Medium essay byPaul Currion: “From Article 6 of the UN Declaration of Human Rights (“Everyone has the right to recognition everywhere as a person before the law” ) to Sustainable Development Goal 16.9 (“By 2030, provide legal identity for all, including birth registration”) to the formation of the ID2020 Alliance (whose fourth goal is to “Enable more efficient and effective delivery of development and humanitarian aid), identity has been central to the modern project of development.
Discussion of identity within the aid sector is embedded in a much larger set of political, social, economic, legal and technical discussions at a national and global level. This review will not address that larger set of discussions, but will instead focus specifically on humanitarian aid, and more specifically refugees, and more specifically still on refugee camps as a location in which identity provision is both critical and contested. It is the first output of a DFID-funded research project examining data requirements for service delivery (by UN agencies and NGOs) within refugee camps.

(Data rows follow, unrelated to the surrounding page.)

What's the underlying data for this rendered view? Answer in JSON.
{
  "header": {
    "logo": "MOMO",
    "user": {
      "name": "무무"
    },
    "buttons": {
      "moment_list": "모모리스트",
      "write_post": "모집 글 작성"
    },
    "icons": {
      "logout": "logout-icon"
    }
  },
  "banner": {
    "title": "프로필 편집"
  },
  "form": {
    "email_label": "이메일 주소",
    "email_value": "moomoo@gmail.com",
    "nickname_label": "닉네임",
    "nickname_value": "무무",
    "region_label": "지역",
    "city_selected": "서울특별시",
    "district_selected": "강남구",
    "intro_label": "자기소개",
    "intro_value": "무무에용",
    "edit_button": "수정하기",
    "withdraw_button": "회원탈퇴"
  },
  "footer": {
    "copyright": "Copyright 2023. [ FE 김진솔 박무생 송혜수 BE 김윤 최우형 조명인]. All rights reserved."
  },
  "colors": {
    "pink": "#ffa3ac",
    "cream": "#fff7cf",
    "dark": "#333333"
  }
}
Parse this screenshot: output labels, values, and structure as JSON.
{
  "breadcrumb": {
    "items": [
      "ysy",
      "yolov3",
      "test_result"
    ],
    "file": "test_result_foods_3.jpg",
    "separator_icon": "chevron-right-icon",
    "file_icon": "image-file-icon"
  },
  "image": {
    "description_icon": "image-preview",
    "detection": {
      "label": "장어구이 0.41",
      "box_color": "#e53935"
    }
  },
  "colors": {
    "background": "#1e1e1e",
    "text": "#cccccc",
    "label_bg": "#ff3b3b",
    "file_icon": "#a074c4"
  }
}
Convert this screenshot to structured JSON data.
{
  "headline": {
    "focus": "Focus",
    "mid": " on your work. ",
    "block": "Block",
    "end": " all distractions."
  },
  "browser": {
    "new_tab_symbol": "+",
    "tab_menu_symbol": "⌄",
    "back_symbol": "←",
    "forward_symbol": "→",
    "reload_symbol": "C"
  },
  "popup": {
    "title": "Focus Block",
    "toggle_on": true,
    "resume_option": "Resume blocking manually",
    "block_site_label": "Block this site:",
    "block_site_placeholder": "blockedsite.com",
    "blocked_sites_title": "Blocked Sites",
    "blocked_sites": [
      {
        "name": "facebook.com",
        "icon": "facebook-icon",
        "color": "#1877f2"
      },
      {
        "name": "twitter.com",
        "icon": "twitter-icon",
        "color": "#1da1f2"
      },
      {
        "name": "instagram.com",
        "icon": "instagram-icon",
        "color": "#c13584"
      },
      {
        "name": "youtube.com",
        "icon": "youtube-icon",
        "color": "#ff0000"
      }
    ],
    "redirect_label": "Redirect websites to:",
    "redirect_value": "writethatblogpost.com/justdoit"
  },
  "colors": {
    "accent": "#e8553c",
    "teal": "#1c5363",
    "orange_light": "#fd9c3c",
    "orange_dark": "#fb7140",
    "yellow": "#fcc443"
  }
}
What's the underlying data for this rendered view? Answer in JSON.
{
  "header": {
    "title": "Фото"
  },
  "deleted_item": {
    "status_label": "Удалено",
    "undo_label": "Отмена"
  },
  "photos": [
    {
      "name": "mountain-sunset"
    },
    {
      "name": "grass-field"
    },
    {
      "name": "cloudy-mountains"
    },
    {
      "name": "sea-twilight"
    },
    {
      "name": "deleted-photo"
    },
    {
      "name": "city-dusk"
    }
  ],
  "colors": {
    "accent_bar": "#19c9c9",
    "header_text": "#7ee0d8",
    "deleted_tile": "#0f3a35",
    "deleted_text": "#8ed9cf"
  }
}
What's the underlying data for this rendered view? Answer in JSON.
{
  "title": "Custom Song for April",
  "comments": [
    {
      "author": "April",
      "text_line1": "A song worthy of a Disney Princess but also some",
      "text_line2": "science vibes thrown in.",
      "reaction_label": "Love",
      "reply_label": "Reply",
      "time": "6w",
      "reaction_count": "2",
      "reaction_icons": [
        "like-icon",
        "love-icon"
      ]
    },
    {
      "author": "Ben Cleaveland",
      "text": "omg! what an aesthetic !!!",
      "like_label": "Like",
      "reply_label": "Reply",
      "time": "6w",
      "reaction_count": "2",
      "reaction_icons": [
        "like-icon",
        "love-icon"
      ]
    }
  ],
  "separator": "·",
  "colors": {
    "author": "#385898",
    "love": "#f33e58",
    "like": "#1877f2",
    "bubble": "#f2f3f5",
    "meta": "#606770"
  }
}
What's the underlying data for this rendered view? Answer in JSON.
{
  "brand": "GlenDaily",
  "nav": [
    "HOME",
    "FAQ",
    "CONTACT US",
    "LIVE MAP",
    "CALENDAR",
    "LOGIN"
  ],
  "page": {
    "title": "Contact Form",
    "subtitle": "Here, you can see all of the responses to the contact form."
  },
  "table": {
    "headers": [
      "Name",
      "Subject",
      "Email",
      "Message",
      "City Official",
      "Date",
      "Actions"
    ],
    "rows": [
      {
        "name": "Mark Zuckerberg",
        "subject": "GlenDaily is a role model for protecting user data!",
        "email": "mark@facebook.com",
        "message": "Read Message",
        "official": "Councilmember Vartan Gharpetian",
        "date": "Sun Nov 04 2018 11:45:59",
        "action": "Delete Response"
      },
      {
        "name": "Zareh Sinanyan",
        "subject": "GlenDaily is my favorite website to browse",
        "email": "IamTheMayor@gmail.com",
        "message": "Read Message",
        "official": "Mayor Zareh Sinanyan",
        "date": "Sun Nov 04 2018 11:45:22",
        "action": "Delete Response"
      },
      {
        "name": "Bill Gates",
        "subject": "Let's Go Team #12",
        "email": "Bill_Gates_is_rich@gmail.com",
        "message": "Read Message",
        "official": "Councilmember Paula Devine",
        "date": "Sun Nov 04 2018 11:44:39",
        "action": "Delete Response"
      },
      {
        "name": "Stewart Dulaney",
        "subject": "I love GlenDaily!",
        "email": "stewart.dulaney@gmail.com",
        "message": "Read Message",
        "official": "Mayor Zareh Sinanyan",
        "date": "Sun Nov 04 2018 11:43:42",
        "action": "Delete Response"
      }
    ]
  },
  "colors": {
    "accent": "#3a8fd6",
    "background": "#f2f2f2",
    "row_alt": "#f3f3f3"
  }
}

Given how central the issue of identity is for refugees, there is surprisingly little literature about how identity provision is implemented in the context of refugee camps.1 This essay introduces some of the critical issues relating to identity (particularly in the context of the digitisation of aid) and explores how they relate to the research project. It is accompanied by a bibliography for those who are interested in exploring the issue further.,,,(More)”.